Benefits of the growing system include increased yields, higher color, better pack outs and easier pruning, thinning and picking management. While Riveridge Land Company V-trellis system program is only going into its third leaf, the trees have taken well and more plantings are planned for 2016.

Winter Prep

Everyone knows farmers bust their tail as soon as the sun stays out a little longer and the ground is able to be broken. But many think there is little to do once the harvest is done. That can’t be further from the truth – because fall and winter can be when some of the toughest, challenging work takes place.

Sure, apple trees do not need to be planted every year but they’re far from being maintenance free. They’re pruned in fall and spring so that the branches left put on a robust amount of blossoms then apples, but also so that ample sunlight gets through to color the apples – much like getting a suntan! Without that sunlight, an apple intended to be fully red, may appear mostly green.

So pruning comes first. Then there is maintenance of the machinery so that it is winterized to be ready to be fired up come spring. But sometimes there is an even more massive undertaking that can happen – prep for replanting.

Most apple trees can put on apples as long as they’re in the ground – but like so many things, after they age, their production will decrease. Therefore, farmers are better off by replacing these older trees – even though it will take another five years to get a steady, mature harvest – but that harvest on the new trees can be will often produce exponentially more apples than the older trees.

Plus, there have been leaps and bounds in agriculture innovation. Today’s trees aren’t always just grafted onto old root stock or planted from a small tree seedling. Many of us remember apple trees we like to call Angry Orchards. These thick-trunked apple trees grow up tall and branches twist all around. While they may elicit wonderful memories and make great family portrait backgrounds, they are not designed to be ladder-friendly for pickers and they’re not the best at putting on fruit.

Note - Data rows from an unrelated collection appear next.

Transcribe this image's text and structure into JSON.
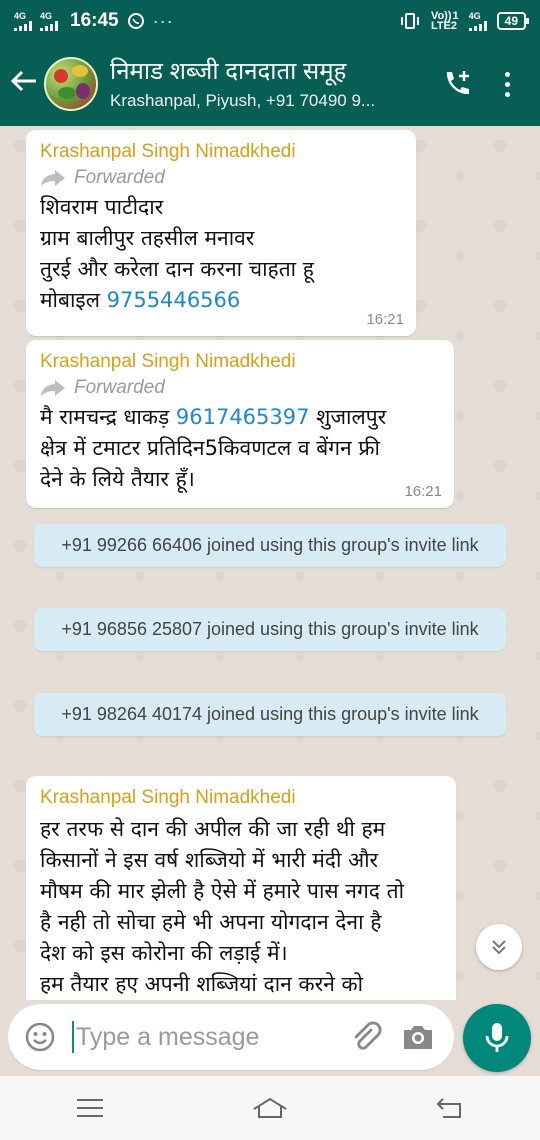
{
  "status_bar": {
    "network_1": "4G",
    "network_2": "4G",
    "time": "16:45",
    "volte": "Vo))",
    "lte": "LTE2",
    "sim_slot": "1",
    "right_network": "4G",
    "battery": "49"
  },
  "header": {
    "title": "निमाड शब्जी दानदाता समूह",
    "subtitle": "Krashanpal, Piyush, +91 70490 9..."
  },
  "messages": [
    {
      "sender": "Krashanpal Singh Nimadkhedi",
      "forwarded": "Forwarded",
      "lines": [
        "शिवराम पाटीदार",
        "ग्राम बालीपुर तहसील मनावर",
        "तुरई और करेला दान करना चाहता हू"
      ],
      "last_prefix": "मोबाइल ",
      "phone": "9755446566",
      "time": "16:21"
    },
    {
      "sender": "Krashanpal Singh Nimadkhedi",
      "forwarded": "Forwarded",
      "line1_prefix": "मै रामचन्द्र धाकड़ ",
      "phone": "9617465397",
      "line1_suffix": " शुजालपुर",
      "line2": "क्षेत्र में टमाटर प्रतिदिन5किवणटल व बेंगन फ्री",
      "line3": "देने के लिये तैयार हूँ।",
      "time": "16:21"
    },
    {
      "sender": "Krashanpal Singh Nimadkhedi",
      "lines": [
        "हर तरफ से दान की अपील की जा रही थी हम",
        "किसानों ने इस वर्ष शब्जियो में भारी मंदी और",
        "मौषम की मार झेली है ऐसे में हमारे पास नगद तो",
        "है नही तो सोचा हमे भी अपना योगदान देना है",
        "देश को इस कोरोना की लड़ाई में।",
        "हम तैयार हए अपनी शब्जियां दान करने को"
      ]
    }
  ],
  "system_messages": [
    "+91 99266 66406 joined using this group's invite link",
    "+91 96856 25807 joined using this group's invite link",
    "+91 98264 40174 joined using this group's invite link"
  ],
  "composer": {
    "placeholder": "Type a message"
  },
  "icons": {
    "back": "arrow-left-icon",
    "call": "add-call-icon",
    "menu": "more-vert-icon",
    "emoji": "emoji-icon",
    "attach": "paperclip-icon",
    "camera": "camera-icon",
    "mic": "mic-icon",
    "scroll": "double-chevron-down-icon"
  },
  "colors": {
    "header": "#075e54",
    "sender": "#d4a017",
    "link": "#1e88c8",
    "system_bubble": "#d6ebf3",
    "mic_button": "#00897b"
  }
}
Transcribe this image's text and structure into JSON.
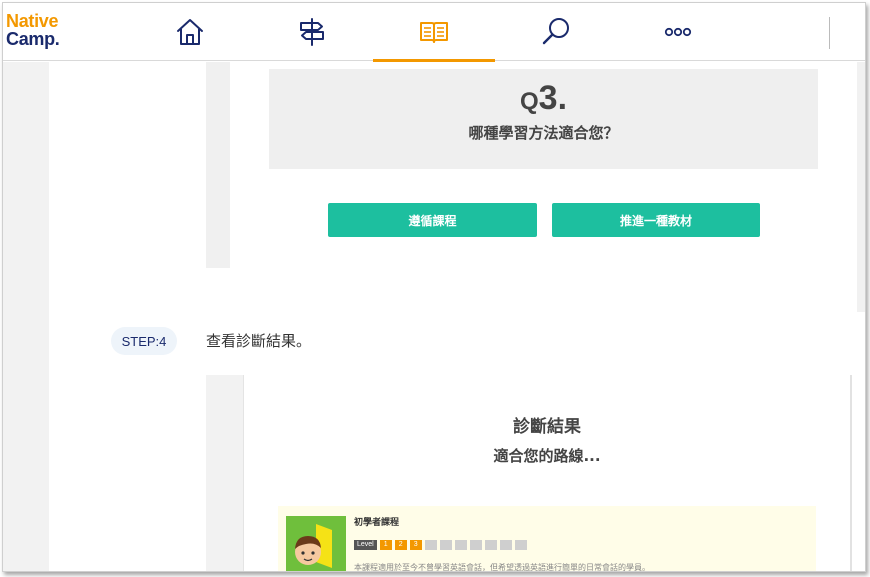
{
  "header": {
    "logo_line1": "Native",
    "logo_line2": "Camp.",
    "nav": [
      {
        "icon": "home-icon"
      },
      {
        "icon": "signpost-icon"
      },
      {
        "icon": "book-icon",
        "active": true
      },
      {
        "icon": "search-icon"
      },
      {
        "icon": "more-icon"
      }
    ]
  },
  "question": {
    "q_prefix": "Q",
    "q_number": "3.",
    "text": "哪種學習方法適合您？",
    "option1": "遵循課程",
    "option2": "推進一種教材"
  },
  "step": {
    "badge": "STEP:4",
    "text": "查看診斷結果。"
  },
  "result": {
    "title": "診斷結果",
    "subtitle": "適合您的路線...",
    "course": {
      "name": "初學者課程",
      "level_label": "Level",
      "levels_active": [
        "1",
        "2",
        "3"
      ],
      "level_current": 3,
      "level_max": 10,
      "description": "本課程適用於至今不曾學習英語會話，但希望透過英語進行簡單的日常會話的學員。"
    }
  },
  "colors": {
    "brand_orange": "#f39800",
    "brand_navy": "#1a2a6c",
    "button_green": "#1dbf9f"
  }
}
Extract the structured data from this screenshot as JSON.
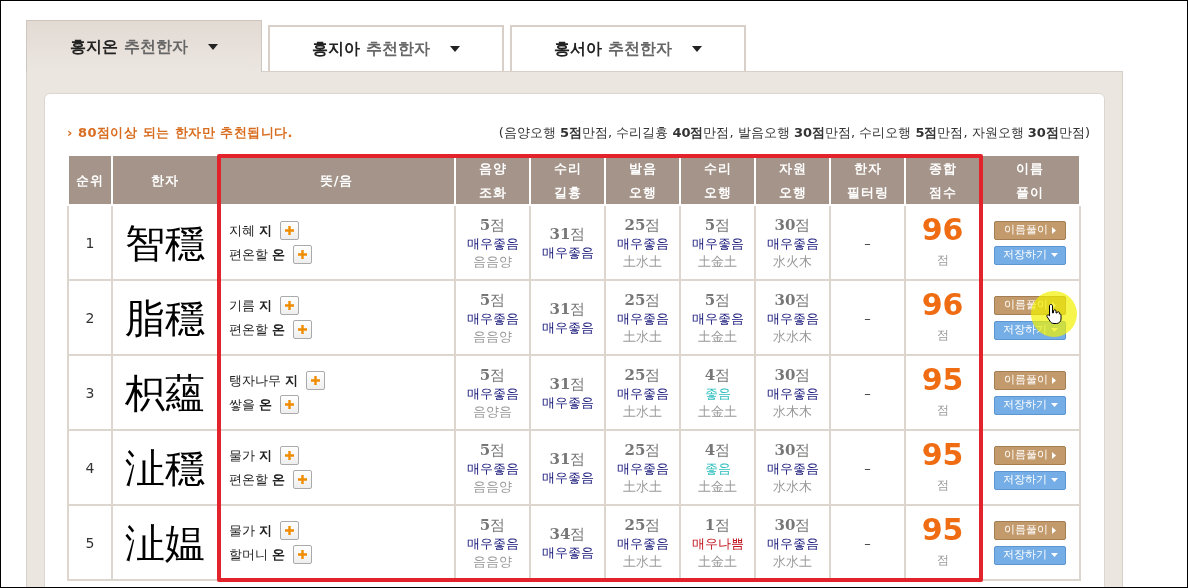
{
  "tabs": [
    {
      "name": "홍지온",
      "suffix": "추천한자",
      "selected": true
    },
    {
      "name": "홍지아",
      "suffix": "추천한자",
      "selected": false
    },
    {
      "name": "홍서아",
      "suffix": "추천한자",
      "selected": false
    }
  ],
  "notice": {
    "marker": "›",
    "text": "80점이상 되는 한자만 추천됩니다.",
    "max_scores": "(음양오행 **5점**만점, 수리길흉 **40점**만점, 발음오행 **30점**만점, 수리오행 **5점**만점, 자원오행 **30점**만점)"
  },
  "table": {
    "columns": [
      {
        "lines": [
          "순위"
        ]
      },
      {
        "lines": [
          "한자"
        ]
      },
      {
        "lines": [
          "뜻/음"
        ]
      },
      {
        "lines": [
          "음양",
          "조화"
        ]
      },
      {
        "lines": [
          "수리",
          "길흉"
        ]
      },
      {
        "lines": [
          "발음",
          "오행"
        ]
      },
      {
        "lines": [
          "수리",
          "오행"
        ]
      },
      {
        "lines": [
          "자원",
          "오행"
        ]
      },
      {
        "lines": [
          "한자",
          "필터링"
        ]
      },
      {
        "lines": [
          "종합",
          "점수"
        ]
      },
      {
        "lines": [
          "이름",
          "풀이"
        ]
      }
    ],
    "rows": [
      {
        "rank": "1",
        "hanja": "智穩",
        "meanings": [
          "지혜 **지**",
          "편온할 **온**"
        ],
        "scores": [
          {
            "points": "5",
            "unit": "점",
            "verdict": "매우좋음",
            "kind": "best",
            "detail": "음음양"
          },
          {
            "points": "31",
            "unit": "점",
            "verdict": "매우좋음",
            "kind": "best"
          },
          {
            "points": "25",
            "unit": "점",
            "verdict": "매우좋음",
            "kind": "best",
            "detail": "土水土"
          },
          {
            "points": "5",
            "unit": "점",
            "verdict": "매우좋음",
            "kind": "best",
            "detail": "土金土"
          },
          {
            "points": "30",
            "unit": "점",
            "verdict": "매우좋음",
            "kind": "best",
            "detail": "水火木"
          }
        ],
        "filter": "–",
        "total": "96",
        "total_unit": "점",
        "buttons": [
          "이름풀이",
          "저장하기"
        ],
        "hovered": false
      },
      {
        "rank": "2",
        "hanja": "脂穩",
        "meanings": [
          "기름 **지**",
          "편온할 **온**"
        ],
        "scores": [
          {
            "points": "5",
            "unit": "점",
            "verdict": "매우좋음",
            "kind": "best",
            "detail": "음음양"
          },
          {
            "points": "31",
            "unit": "점",
            "verdict": "매우좋음",
            "kind": "best"
          },
          {
            "points": "25",
            "unit": "점",
            "verdict": "매우좋음",
            "kind": "best",
            "detail": "土水土"
          },
          {
            "points": "5",
            "unit": "점",
            "verdict": "매우좋음",
            "kind": "best",
            "detail": "土金土"
          },
          {
            "points": "30",
            "unit": "점",
            "verdict": "매우좋음",
            "kind": "best",
            "detail": "水水木"
          }
        ],
        "filter": "–",
        "total": "96",
        "total_unit": "점",
        "buttons": [
          "이름풀이",
          "저장하기"
        ],
        "hovered": true
      },
      {
        "rank": "3",
        "hanja": "枳蘊",
        "meanings": [
          "탱자나무 **지**",
          "쌓을 **온**"
        ],
        "scores": [
          {
            "points": "5",
            "unit": "점",
            "verdict": "매우좋음",
            "kind": "best",
            "detail": "음양음"
          },
          {
            "points": "31",
            "unit": "점",
            "verdict": "매우좋음",
            "kind": "best"
          },
          {
            "points": "25",
            "unit": "점",
            "verdict": "매우좋음",
            "kind": "best",
            "detail": "土水土"
          },
          {
            "points": "4",
            "unit": "점",
            "verdict": "좋음",
            "kind": "good",
            "detail": "土金土"
          },
          {
            "points": "30",
            "unit": "점",
            "verdict": "매우좋음",
            "kind": "best",
            "detail": "水木木"
          }
        ],
        "filter": "–",
        "total": "95",
        "total_unit": "점",
        "buttons": [
          "이름풀이",
          "저장하기"
        ],
        "hovered": false
      },
      {
        "rank": "4",
        "hanja": "沚穩",
        "meanings": [
          "물가 **지**",
          "편온할 **온**"
        ],
        "scores": [
          {
            "points": "5",
            "unit": "점",
            "verdict": "매우좋음",
            "kind": "best",
            "detail": "음음양"
          },
          {
            "points": "31",
            "unit": "점",
            "verdict": "매우좋음",
            "kind": "best"
          },
          {
            "points": "25",
            "unit": "점",
            "verdict": "매우좋음",
            "kind": "best",
            "detail": "土水土"
          },
          {
            "points": "4",
            "unit": "점",
            "verdict": "좋음",
            "kind": "good",
            "detail": "土金土"
          },
          {
            "points": "30",
            "unit": "점",
            "verdict": "매우좋음",
            "kind": "best",
            "detail": "水水木"
          }
        ],
        "filter": "–",
        "total": "95",
        "total_unit": "점",
        "buttons": [
          "이름풀이",
          "저장하기"
        ],
        "hovered": false
      },
      {
        "rank": "5",
        "hanja": "沚媪",
        "meanings": [
          "물가 **지**",
          "할머니 **온**"
        ],
        "scores": [
          {
            "points": "5",
            "unit": "점",
            "verdict": "매우좋음",
            "kind": "best",
            "detail": "음음양"
          },
          {
            "points": "34",
            "unit": "점",
            "verdict": "매우좋음",
            "kind": "best"
          },
          {
            "points": "25",
            "unit": "점",
            "verdict": "매우좋음",
            "kind": "best",
            "detail": "土水土"
          },
          {
            "points": "1",
            "unit": "점",
            "verdict": "매우나쁨",
            "kind": "worst",
            "detail": "土金土"
          },
          {
            "points": "30",
            "unit": "점",
            "verdict": "매우좋음",
            "kind": "best",
            "detail": "水水土"
          }
        ],
        "filter": "–",
        "total": "95",
        "total_unit": "점",
        "buttons": [
          "이름풀이",
          "저장하기"
        ],
        "hovered": false
      }
    ]
  }
}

Today, apple trees are grown closer together on smaller stock systems and many are grown on a trellis system. More to come in later blog posts about that. But for now, we’ve been busy in the orchard putting in drain tile so that when we plant in the spring, those trees will have wonderful drainage to go along with their new irrigation system. As soon as picking ended, the old trees came out. These older, lower-producing varieties are making way for varieties and strains that suit the 21st century taste buds, as well as pack out better so they’re able to store and look good (and taste great!) for upwards of a year.IMG_4184[1]

When you pick up that bag of apples at your favorite retailer, know the tree and the farmer didn’t kick back at the end of harvest.  They worked hard for your purchase! This new blog series will explore the background of apple production and we hope you learn something new.